**** Supplied material

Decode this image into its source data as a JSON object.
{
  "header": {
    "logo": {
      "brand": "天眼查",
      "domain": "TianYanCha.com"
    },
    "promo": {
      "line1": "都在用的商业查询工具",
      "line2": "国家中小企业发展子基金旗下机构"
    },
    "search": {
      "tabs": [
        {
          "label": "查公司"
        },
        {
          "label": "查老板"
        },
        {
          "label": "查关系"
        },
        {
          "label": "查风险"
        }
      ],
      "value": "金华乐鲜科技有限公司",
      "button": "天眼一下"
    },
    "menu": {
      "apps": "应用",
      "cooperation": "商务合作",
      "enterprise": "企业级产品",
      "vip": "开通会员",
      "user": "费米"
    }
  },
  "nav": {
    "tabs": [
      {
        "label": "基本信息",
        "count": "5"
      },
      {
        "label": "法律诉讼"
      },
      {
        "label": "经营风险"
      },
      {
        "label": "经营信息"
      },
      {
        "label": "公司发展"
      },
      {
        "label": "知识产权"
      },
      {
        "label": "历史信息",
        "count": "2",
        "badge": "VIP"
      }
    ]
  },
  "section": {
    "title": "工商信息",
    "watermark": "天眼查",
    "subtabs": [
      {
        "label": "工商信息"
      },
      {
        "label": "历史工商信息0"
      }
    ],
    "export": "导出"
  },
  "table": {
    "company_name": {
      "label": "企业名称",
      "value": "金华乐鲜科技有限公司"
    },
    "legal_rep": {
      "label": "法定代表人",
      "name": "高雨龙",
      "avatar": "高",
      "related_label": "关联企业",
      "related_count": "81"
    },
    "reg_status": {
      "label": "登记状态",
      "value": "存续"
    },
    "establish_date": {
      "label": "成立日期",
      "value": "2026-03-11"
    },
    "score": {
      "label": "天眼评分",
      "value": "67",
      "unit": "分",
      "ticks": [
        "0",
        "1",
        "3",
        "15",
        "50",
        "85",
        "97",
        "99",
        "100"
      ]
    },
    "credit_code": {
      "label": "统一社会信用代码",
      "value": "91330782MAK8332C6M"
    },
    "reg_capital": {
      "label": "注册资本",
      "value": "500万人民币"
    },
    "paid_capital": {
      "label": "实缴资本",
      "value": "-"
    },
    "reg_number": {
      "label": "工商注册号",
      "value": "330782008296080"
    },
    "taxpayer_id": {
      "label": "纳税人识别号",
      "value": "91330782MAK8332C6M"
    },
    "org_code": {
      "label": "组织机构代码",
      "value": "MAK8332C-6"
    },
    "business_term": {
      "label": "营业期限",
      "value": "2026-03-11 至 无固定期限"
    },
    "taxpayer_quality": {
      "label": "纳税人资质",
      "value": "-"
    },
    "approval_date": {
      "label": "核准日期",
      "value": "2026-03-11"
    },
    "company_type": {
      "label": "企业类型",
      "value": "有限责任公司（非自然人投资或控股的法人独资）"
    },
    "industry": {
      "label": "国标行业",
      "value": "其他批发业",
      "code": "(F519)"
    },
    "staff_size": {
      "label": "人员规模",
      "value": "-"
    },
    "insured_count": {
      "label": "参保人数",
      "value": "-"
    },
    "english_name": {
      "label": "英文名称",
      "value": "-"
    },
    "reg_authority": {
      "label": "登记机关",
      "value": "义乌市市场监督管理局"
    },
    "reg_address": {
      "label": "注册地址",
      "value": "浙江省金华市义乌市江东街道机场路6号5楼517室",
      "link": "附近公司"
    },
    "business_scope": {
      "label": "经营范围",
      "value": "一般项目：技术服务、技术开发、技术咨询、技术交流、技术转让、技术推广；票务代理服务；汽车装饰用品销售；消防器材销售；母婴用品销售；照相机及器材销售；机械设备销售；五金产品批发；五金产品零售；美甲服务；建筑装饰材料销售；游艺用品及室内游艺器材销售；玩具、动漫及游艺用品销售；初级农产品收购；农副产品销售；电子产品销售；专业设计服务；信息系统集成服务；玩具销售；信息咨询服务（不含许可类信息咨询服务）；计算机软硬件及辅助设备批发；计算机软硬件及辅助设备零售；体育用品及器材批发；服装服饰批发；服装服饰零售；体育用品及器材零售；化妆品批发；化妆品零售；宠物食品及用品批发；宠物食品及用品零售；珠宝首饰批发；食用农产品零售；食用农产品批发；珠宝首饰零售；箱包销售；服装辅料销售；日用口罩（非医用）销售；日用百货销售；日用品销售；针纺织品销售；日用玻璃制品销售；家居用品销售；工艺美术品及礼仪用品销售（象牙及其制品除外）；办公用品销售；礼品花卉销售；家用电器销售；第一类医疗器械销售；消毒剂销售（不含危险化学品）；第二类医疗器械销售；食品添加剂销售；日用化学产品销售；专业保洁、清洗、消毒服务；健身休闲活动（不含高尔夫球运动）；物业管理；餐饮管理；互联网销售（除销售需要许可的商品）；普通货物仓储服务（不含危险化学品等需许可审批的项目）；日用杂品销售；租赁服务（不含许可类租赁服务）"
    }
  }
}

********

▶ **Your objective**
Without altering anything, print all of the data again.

▶ **Solution to the exercise**
Decode this image into its source data as a JSON object.
{
  "header": {
    "logo": {
      "brand": "天眼查",
      "domain": "TianYanCha.com"
    },
    "promo": {
      "line1": "都在用的商业查询工具",
      "line2": "国家中小企业发展子基金旗下机构"
    },
    "search": {
      "tabs": [
        {
          "label": "查公司"
        },
        {
          "label": "查老板"
        },
        {
          "label": "查关系"
        },
        {
          "label": "查风险"
        }
      ],
      "value": "金华乐鲜科技有限公司",
      "button": "天眼一下"
    },
    "menu": {
      "apps": "应用",
      "cooperation": "商务合作",
      "enterprise": "企业级产品",
      "vip": "开通会员",
      "user": "费米"
    }
  },
  "nav": {
    "tabs": [
      {
        "label": "基本信息",
        "count": "5"
      },
      {
        "label": "法律诉讼"
      },
      {
        "label": "经营风险"
      },
      {
        "label": "经营信息"
      },
      {
        "label": "公司发展"
      },
      {
        "label": "知识产权"
      },
      {
        "label": "历史信息",
        "count": "2",
        "badge": "VIP"
      }
    ]
  },
  "section": {
    "title": "工商信息",
    "watermark": "天眼查",
    "subtabs": [
      {
        "label": "工商信息"
      },
      {
        "label": "历史工商信息0"
      }
    ],
    "export": "导出"
  },
  "table": {
    "company_name": {
      "label": "企业名称",
      "value": "金华乐鲜科技有限公司"
    },
    "legal_rep": {
      "label": "法定代表人",
      "name": "高雨龙",
      "avatar": "高",
      "related_label": "关联企业",
      "related_count": "81"
    },
    "reg_status": {
      "label": "登记状态",
      "value": "存续"
    },
    "establish_date": {
      "label": "成立日期",
      "value": "2026-03-11"
    },
    "score": {
      "label": "天眼评分",
      "value": "67",
      "unit": "分",
      "ticks": [
        "0",
        "1",
        "3",
        "15",
        "50",
        "85",
        "97",
        "99",
        "100"
      ]
    },
    "credit_code": {
      "label": "统一社会信用代码",
      "value": "91330782MAK8332C6M"
    },
    "reg_capital": {
      "label": "注册资本",
      "value": "500万人民币"
    },
    "paid_capital": {
      "label": "实缴资本",
      "value": "-"
    },
    "reg_number": {
      "label": "工商注册号",
      "value": "330782008296080"
    },
    "taxpayer_id": {
      "label": "纳税人识别号",
      "value": "91330782MAK8332C6M"
    },
    "org_code": {
      "label": "组织机构代码",
      "value": "MAK8332C-6"
    },
    "business_term": {
      "label": "营业期限",
      "value": "2026-03-11 至 无固定期限"
    },
    "taxpayer_quality": {
      "label": "纳税人资质",
      "value": "-"
    },
    "approval_date": {
      "label": "核准日期",
      "value": "2026-03-11"
    },
    "company_type": {
      "label": "企业类型",
      "value": "有限责任公司（非自然人投资或控股的法人独资）"
    },
    "industry": {
      "label": "国标行业",
      "value": "其他批发业",
      "code": "(F519)"
    },
    "staff_size": {
      "label": "人员规模",
      "value": "-"
    },
    "insured_count": {
      "label": "参保人数",
      "value": "-"
    },
    "english_name": {
      "label": "英文名称",
      "value": "-"
    },
    "reg_authority": {
      "label": "登记机关",
      "value": "义乌市市场监督管理局"
    },
    "reg_address": {
      "label": "注册地址",
      "value": "浙江省金华市义乌市江东街道机场路6号5楼517室",
      "link": "附近公司"
    },
    "business_scope": {
      "label": "经营范围",
      "value": "一般项目：技术服务、技术开发、技术咨询、技术交流、技术转让、技术推广；票务代理服务；汽车装饰用品销售；消防器材销售；母婴用品销售；照相机及器材销售；机械设备销售；五金产品批发；五金产品零售；美甲服务；建筑装饰材料销售；游艺用品及室内游艺器材销售；玩具、动漫及游艺用品销售；初级农产品收购；农副产品销售；电子产品销售；专业设计服务；信息系统集成服务；玩具销售；信息咨询服务（不含许可类信息咨询服务）；计算机软硬件及辅助设备批发；计算机软硬件及辅助设备零售；体育用品及器材批发；服装服饰批发；服装服饰零售；体育用品及器材零售；化妆品批发；化妆品零售；宠物食品及用品批发；宠物食品及用品零售；珠宝首饰批发；食用农产品零售；食用农产品批发；珠宝首饰零售；箱包销售；服装辅料销售；日用口罩（非医用）销售；日用百货销售；日用品销售；针纺织品销售；日用玻璃制品销售；家居用品销售；工艺美术品及礼仪用品销售（象牙及其制品除外）；办公用品销售；礼品花卉销售；家用电器销售；第一类医疗器械销售；消毒剂销售（不含危险化学品）；第二类医疗器械销售；食品添加剂销售；日用化学产品销售；专业保洁、清洗、消毒服务；健身休闲活动（不含高尔夫球运动）；物业管理；餐饮管理；互联网销售（除销售需要许可的商品）；普通货物仓储服务（不含危险化学品等需许可审批的项目）；日用杂品销售；租赁服务（不含许可类租赁服务）"
    }
  }
}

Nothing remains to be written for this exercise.